*What the task requires*.
Give the number of lines in this listing that hold "Etkinleştir". No other words belong in the reply.

= = = =

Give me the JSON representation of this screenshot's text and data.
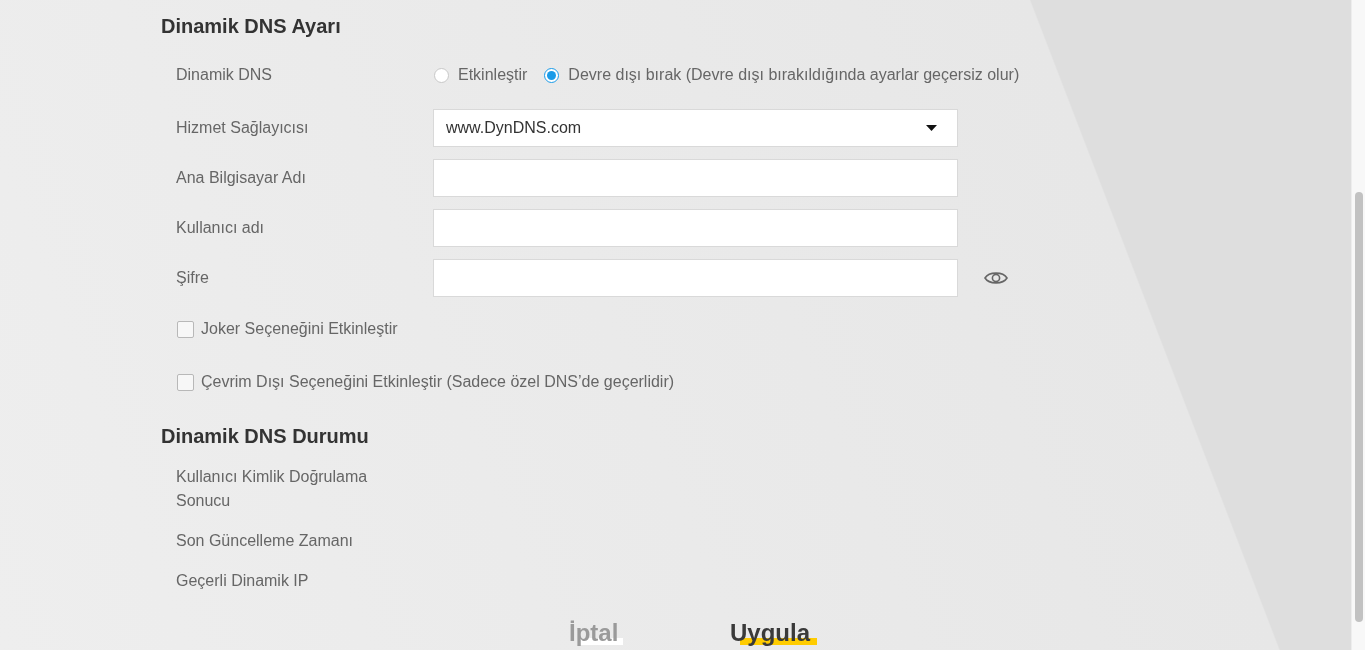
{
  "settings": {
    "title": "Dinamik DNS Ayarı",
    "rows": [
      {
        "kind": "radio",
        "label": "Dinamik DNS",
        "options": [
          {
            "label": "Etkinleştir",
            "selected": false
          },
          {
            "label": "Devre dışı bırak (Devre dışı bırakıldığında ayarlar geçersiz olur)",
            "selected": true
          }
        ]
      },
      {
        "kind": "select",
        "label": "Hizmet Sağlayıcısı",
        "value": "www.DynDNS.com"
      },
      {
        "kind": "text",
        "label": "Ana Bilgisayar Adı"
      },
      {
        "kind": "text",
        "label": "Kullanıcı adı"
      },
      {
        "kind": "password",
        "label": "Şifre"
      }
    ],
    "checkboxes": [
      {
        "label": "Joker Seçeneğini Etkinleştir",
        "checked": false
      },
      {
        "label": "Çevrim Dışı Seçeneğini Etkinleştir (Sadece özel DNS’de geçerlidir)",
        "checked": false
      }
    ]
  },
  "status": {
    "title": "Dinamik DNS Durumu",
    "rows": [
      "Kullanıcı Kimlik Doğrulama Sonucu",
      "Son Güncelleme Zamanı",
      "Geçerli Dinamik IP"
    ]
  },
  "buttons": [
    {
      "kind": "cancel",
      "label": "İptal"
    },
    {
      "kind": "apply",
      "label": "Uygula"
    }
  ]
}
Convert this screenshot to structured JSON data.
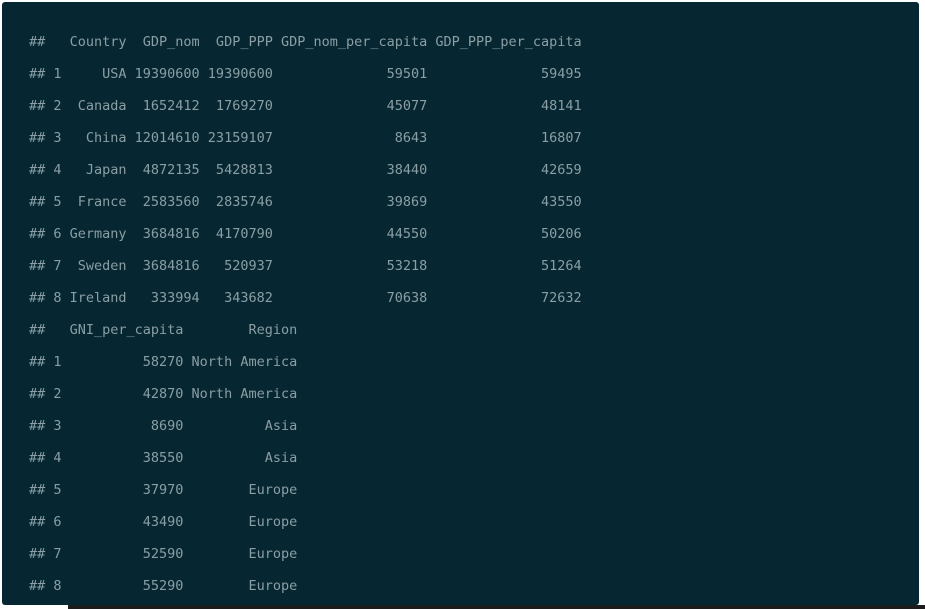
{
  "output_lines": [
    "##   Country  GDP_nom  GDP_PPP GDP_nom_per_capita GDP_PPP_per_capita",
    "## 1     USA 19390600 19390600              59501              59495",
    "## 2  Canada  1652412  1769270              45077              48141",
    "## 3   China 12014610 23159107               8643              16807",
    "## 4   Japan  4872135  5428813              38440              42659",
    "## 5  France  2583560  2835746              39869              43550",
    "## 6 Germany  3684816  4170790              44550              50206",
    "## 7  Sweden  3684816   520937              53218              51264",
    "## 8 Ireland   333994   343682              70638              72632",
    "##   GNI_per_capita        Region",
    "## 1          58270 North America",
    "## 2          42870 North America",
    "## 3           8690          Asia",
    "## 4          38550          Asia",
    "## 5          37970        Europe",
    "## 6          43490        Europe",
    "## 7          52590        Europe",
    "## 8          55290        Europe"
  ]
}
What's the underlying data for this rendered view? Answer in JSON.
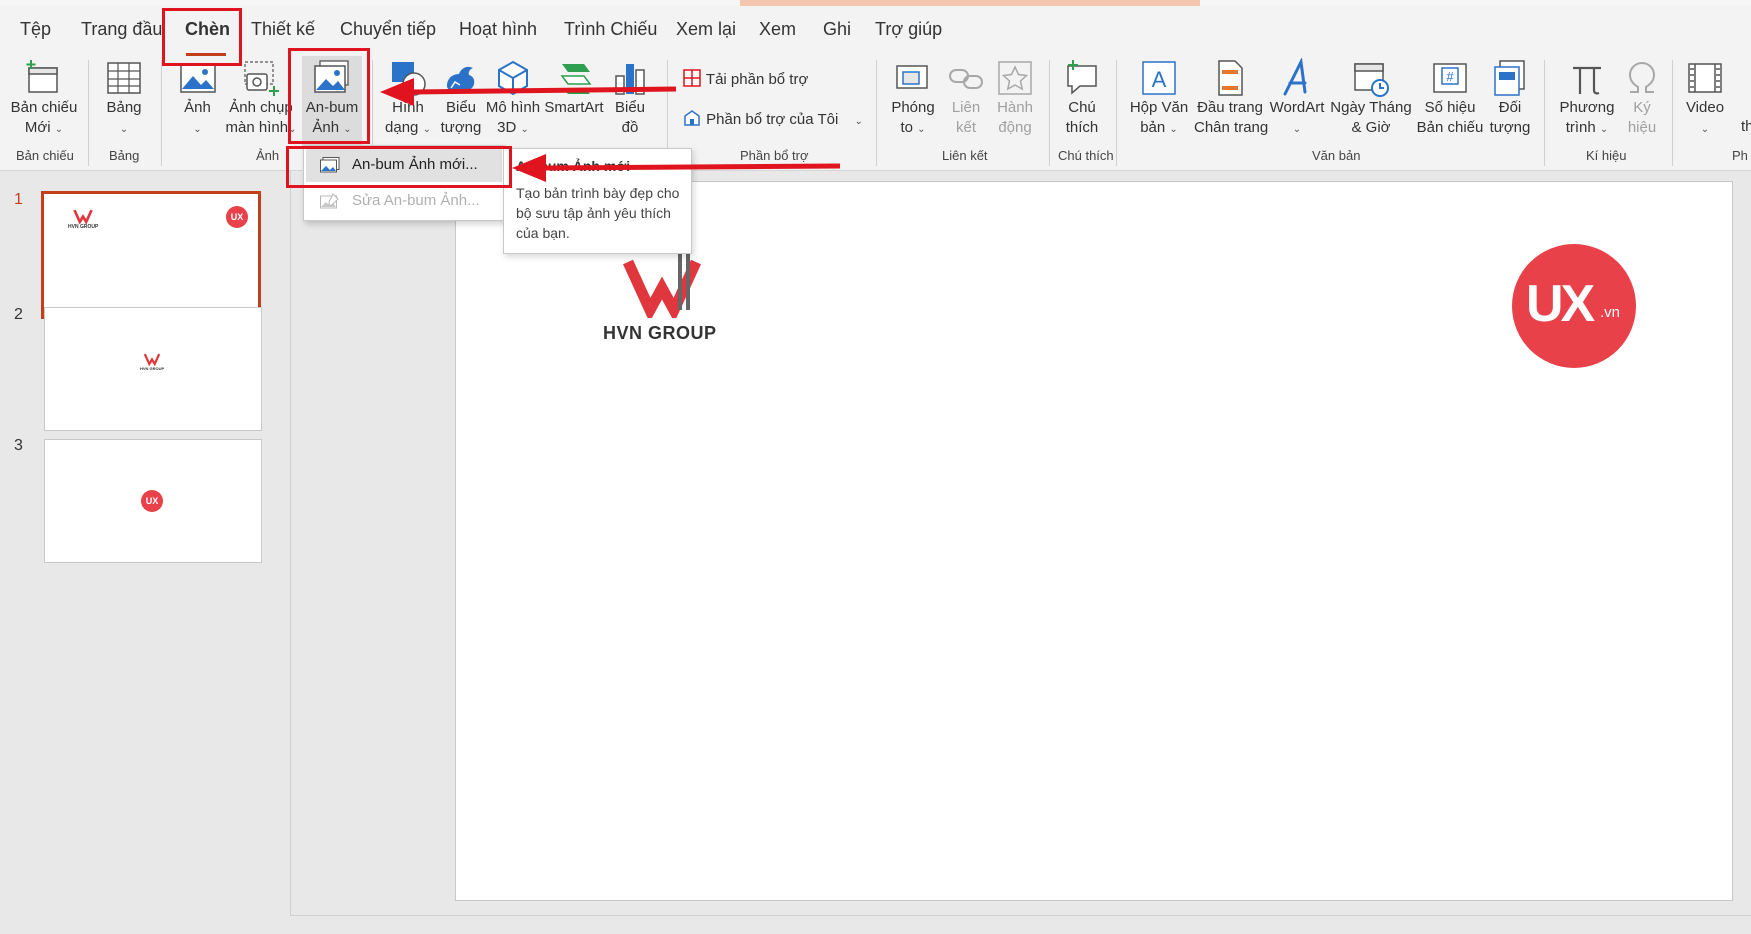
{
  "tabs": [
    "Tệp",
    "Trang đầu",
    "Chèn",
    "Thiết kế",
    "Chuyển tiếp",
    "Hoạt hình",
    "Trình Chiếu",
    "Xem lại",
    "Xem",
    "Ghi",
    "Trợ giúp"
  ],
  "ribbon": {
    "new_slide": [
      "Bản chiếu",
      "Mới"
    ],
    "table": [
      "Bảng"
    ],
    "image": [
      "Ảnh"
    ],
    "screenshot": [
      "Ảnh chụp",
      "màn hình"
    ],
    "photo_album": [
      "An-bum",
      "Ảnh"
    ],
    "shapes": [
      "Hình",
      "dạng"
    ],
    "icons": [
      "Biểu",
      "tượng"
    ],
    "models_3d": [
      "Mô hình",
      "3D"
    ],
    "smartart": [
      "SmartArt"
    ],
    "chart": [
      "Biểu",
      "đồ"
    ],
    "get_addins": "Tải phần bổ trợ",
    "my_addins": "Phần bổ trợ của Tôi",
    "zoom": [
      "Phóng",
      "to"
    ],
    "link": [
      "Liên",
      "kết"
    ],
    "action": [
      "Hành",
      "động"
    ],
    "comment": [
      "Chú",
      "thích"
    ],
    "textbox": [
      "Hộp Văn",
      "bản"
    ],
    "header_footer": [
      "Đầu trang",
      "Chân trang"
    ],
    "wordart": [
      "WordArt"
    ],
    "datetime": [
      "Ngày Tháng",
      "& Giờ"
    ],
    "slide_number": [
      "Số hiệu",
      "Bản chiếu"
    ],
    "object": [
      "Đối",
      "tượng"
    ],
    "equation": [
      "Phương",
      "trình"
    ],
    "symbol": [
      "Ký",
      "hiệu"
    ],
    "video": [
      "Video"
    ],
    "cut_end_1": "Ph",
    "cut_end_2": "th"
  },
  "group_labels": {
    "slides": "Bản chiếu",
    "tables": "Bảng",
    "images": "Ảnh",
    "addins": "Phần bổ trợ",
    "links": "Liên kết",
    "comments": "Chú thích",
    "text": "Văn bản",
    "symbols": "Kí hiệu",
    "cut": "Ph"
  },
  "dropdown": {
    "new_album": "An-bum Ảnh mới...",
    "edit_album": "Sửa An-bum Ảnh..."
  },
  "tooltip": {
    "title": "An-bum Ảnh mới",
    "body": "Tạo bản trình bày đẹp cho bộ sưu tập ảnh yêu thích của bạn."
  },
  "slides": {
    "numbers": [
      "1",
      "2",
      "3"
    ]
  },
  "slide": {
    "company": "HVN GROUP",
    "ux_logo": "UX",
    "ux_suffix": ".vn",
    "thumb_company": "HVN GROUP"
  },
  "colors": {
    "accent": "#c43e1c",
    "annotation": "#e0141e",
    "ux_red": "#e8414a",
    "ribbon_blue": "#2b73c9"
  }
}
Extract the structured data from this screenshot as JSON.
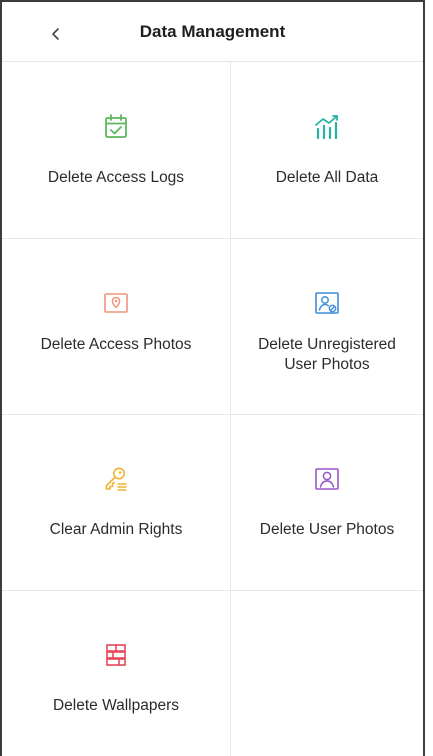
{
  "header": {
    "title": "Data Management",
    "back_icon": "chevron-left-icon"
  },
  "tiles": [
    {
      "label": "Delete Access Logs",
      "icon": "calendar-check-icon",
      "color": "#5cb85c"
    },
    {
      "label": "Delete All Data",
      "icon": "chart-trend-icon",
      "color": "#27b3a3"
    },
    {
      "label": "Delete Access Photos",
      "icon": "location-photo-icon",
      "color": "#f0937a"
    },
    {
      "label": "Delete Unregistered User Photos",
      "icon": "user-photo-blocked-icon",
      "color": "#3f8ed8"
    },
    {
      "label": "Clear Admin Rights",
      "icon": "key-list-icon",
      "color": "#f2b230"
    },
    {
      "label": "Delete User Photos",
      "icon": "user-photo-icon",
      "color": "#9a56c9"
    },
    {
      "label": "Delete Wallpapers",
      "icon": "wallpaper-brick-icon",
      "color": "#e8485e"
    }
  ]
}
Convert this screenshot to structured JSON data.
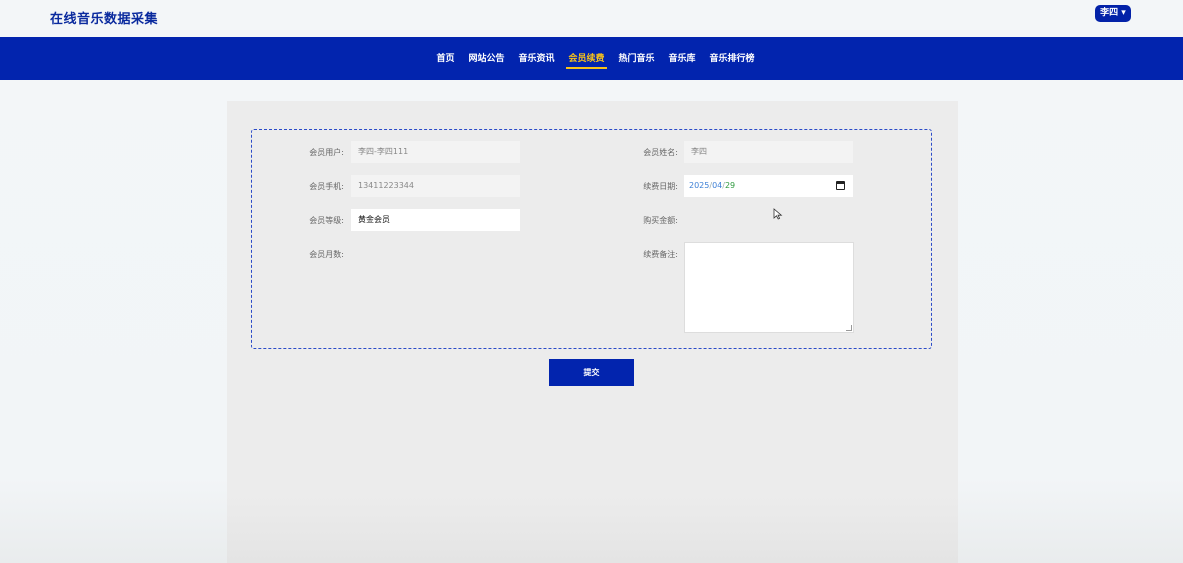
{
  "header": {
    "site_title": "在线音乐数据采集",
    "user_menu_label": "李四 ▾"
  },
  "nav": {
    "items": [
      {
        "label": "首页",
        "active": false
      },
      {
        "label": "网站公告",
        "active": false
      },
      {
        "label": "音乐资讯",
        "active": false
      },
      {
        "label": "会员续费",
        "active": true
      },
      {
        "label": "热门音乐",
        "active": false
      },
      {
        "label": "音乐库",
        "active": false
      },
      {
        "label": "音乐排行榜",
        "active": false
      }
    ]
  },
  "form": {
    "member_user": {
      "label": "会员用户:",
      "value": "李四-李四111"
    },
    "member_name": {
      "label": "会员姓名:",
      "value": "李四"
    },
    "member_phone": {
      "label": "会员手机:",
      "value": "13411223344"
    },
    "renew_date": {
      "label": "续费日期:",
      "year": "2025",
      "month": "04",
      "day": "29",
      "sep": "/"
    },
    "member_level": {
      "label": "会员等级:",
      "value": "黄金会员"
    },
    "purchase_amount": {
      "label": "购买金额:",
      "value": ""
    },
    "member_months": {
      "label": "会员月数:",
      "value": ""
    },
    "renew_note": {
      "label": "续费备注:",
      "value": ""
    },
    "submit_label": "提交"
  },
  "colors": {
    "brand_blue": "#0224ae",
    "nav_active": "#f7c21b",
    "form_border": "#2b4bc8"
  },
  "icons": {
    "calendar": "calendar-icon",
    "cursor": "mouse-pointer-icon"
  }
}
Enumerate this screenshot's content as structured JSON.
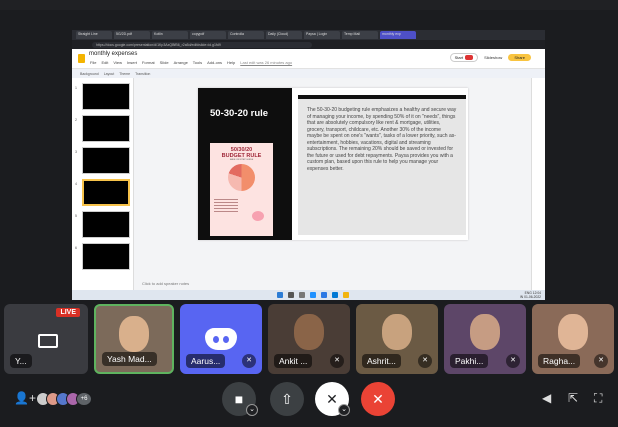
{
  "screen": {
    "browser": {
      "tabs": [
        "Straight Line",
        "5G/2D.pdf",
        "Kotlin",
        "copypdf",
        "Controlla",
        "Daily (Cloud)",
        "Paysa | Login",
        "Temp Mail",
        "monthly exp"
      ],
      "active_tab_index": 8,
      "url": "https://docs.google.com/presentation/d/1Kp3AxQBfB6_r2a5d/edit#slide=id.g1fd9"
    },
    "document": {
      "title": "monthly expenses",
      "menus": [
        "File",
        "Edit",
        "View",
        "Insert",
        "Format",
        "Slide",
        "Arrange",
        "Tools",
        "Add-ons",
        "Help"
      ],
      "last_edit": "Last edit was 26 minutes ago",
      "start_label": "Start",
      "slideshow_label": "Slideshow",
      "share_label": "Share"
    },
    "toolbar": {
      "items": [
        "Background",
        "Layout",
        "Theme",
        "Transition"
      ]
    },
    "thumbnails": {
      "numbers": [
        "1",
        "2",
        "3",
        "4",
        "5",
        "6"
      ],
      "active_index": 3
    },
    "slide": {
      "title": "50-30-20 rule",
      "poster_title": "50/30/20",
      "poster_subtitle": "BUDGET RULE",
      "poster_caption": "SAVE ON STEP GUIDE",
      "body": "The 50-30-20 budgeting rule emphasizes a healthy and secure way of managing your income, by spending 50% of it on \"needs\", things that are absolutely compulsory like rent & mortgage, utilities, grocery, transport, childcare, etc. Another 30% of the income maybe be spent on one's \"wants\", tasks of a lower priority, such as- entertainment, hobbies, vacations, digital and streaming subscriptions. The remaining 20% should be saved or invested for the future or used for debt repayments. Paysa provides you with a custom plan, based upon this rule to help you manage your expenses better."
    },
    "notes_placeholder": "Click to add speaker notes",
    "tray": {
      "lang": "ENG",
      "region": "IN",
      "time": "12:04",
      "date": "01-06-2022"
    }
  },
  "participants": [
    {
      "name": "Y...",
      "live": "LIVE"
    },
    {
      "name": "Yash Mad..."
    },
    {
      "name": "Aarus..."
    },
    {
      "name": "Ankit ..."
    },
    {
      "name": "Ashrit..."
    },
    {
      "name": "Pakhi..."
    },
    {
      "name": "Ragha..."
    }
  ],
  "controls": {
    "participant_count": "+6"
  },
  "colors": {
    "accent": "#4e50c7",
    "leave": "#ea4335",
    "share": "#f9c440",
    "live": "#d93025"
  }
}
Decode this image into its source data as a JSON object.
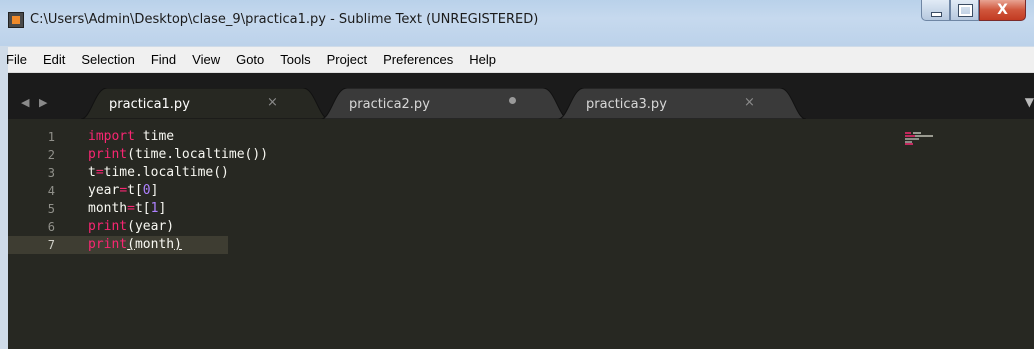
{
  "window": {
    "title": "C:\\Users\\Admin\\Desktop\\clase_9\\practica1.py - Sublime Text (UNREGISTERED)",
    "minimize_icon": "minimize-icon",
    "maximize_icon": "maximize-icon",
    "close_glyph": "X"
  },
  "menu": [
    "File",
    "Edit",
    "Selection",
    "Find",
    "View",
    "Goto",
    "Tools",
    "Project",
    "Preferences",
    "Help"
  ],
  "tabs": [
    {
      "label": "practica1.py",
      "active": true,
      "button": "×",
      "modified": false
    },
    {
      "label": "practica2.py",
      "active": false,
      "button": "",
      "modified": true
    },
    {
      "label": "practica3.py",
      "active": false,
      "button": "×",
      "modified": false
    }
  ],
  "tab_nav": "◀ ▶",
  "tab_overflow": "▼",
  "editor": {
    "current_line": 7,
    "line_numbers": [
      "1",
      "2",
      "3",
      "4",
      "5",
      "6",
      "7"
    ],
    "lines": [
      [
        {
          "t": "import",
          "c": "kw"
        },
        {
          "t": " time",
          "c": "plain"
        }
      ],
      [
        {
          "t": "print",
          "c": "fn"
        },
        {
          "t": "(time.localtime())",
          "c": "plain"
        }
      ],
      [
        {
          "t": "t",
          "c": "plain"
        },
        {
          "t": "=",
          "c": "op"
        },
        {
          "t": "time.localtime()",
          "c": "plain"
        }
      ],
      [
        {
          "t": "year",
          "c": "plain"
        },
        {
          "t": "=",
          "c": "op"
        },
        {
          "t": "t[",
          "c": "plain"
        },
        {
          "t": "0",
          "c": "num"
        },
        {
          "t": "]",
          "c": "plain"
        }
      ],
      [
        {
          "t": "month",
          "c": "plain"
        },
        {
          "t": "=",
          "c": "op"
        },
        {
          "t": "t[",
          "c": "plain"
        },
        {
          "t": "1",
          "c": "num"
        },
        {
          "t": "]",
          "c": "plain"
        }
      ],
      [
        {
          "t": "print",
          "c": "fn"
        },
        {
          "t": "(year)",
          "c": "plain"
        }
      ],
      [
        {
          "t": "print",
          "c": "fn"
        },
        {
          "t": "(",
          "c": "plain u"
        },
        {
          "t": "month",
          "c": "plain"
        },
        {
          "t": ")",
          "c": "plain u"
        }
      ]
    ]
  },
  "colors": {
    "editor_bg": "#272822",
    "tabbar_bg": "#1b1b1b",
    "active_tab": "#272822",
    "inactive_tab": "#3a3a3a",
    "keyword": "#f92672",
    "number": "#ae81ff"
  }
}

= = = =

*Answer below*.
3